## TASK REQUIREMENTS
Within the entries below, find each line containing the word "scope" and copy it.

(Items from a dataset)
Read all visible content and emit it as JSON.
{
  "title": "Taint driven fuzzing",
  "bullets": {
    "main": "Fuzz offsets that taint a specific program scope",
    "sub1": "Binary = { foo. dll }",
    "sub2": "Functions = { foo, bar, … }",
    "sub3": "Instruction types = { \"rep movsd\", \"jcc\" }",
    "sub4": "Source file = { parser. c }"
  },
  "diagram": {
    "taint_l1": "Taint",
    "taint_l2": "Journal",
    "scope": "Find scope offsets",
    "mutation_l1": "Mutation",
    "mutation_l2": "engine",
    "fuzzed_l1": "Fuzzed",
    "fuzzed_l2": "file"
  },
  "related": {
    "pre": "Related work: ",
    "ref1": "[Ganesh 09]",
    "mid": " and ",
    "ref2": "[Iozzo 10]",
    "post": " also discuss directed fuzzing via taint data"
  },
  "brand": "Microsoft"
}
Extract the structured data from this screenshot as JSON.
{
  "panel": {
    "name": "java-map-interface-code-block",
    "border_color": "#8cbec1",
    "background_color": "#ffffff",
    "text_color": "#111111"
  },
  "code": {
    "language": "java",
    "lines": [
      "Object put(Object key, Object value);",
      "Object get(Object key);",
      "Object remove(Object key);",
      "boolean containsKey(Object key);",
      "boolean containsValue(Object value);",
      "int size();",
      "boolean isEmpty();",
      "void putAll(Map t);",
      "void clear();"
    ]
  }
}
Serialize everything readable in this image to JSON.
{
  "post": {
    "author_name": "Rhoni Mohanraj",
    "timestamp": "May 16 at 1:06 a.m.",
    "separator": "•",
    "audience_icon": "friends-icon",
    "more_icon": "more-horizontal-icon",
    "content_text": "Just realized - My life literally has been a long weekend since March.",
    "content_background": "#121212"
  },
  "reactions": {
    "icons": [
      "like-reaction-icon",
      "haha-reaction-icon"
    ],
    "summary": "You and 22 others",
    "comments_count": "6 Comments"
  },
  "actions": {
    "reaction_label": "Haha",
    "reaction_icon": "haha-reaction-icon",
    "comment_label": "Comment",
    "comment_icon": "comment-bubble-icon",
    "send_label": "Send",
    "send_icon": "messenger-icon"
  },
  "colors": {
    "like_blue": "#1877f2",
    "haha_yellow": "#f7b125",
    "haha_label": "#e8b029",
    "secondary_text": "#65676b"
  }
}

## REPLY TO THE TASK
    "main": "Fuzz offsets that taint a specific program scope",
    "scope": "Find scope offsets",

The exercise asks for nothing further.